EXERCISE DIRECTIONS -
The required answer is every line of the data containing the word "this".

DATA UNDER STUDY -
* * * * *
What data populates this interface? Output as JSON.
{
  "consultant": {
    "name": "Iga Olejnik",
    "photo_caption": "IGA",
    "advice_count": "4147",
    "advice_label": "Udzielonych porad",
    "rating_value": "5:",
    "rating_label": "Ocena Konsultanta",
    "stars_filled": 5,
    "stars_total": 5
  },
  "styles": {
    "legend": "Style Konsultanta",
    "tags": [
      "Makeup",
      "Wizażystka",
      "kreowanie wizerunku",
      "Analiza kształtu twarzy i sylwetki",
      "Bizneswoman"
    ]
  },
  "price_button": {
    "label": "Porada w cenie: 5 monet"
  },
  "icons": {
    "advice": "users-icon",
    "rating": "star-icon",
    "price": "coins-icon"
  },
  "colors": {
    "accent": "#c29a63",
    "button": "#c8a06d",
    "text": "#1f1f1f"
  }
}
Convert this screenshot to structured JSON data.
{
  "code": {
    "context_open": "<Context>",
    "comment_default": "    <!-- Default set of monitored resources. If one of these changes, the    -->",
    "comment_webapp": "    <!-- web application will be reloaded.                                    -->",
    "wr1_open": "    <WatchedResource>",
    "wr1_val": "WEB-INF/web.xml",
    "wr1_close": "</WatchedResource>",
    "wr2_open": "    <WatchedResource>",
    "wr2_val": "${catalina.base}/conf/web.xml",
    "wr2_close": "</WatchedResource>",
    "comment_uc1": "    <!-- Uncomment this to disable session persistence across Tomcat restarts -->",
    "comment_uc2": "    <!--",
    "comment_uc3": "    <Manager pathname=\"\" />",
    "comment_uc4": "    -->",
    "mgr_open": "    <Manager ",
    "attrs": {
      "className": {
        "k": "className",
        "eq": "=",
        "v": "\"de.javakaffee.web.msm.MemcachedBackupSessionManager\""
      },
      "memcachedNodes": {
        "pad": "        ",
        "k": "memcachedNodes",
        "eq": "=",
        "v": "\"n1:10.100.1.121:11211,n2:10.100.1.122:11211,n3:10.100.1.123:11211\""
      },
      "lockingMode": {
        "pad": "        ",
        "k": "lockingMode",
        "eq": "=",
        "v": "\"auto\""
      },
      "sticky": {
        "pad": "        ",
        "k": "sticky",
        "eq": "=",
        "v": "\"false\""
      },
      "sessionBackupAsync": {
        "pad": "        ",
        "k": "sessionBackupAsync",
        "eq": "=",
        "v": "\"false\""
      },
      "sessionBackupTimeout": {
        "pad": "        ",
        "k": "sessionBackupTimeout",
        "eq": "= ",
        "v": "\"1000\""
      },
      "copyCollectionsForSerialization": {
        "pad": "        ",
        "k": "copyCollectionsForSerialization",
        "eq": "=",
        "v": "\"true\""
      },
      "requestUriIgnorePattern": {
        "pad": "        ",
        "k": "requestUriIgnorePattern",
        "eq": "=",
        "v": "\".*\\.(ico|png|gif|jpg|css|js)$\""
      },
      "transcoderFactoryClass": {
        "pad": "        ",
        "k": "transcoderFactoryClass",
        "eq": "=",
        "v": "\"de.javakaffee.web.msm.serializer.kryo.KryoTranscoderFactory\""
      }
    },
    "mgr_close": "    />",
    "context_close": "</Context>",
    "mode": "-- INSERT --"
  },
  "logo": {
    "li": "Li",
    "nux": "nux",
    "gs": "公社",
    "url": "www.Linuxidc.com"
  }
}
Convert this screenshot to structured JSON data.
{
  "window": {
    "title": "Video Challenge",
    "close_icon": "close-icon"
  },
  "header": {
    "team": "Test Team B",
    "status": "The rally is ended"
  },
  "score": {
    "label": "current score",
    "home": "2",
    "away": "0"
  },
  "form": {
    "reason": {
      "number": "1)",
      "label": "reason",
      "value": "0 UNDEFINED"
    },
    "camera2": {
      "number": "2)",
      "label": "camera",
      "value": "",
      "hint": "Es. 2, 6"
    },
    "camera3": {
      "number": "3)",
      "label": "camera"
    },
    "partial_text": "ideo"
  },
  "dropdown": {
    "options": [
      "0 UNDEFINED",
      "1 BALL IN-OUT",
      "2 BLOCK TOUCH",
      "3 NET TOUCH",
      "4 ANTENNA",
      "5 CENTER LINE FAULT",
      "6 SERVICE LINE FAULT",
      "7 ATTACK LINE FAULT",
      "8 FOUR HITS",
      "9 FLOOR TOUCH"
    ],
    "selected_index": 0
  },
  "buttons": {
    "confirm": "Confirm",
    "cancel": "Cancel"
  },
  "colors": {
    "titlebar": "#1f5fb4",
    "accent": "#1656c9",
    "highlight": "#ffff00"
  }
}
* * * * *
TASK SOLUTION -
What data populates this interface? Output as JSON.
Convert this screenshot to structured JSON data.
    "comment_uc1": "    <!-- Uncomment this to disable session persistence across Tomcat restarts -->",
Convert this screenshot to structured JSON data.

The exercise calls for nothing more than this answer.